▶ Exercise:
From the entries, filter out every line that lacks "this" and copy the rest.

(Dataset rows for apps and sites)
•••••
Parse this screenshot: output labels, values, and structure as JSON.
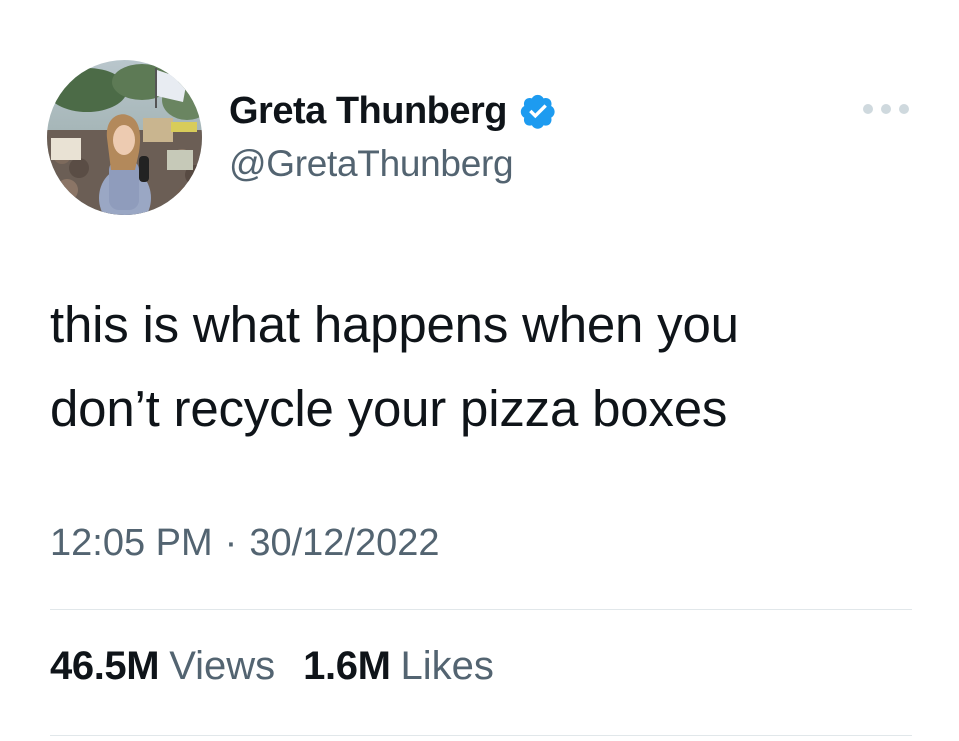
{
  "author": {
    "display_name": "Greta Thunberg",
    "handle": "@GretaThunberg",
    "verified_icon": "verified-badge-icon",
    "avatar_icon": "profile-photo-avatar"
  },
  "menu": {
    "more_icon": "more-options-icon"
  },
  "tweet": {
    "text_line_1": "this is what happens when you",
    "text_line_2": "don’t recycle your pizza boxes",
    "time": "12:05 PM",
    "separator": "·",
    "date": "30/12/2022"
  },
  "stats": {
    "views_value": "46.5M",
    "views_label": "Views",
    "likes_value": "1.6M",
    "likes_label": "Likes"
  },
  "colors": {
    "text_primary": "#0f1419",
    "text_secondary": "#536471",
    "verified_blue": "#1d9bf0",
    "divider": "#e1e7ea"
  }
}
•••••
▶ Answer space:
Parse this screenshot: output labels, values, and structure as JSON.
    "text_line_1": "this is what happens when you",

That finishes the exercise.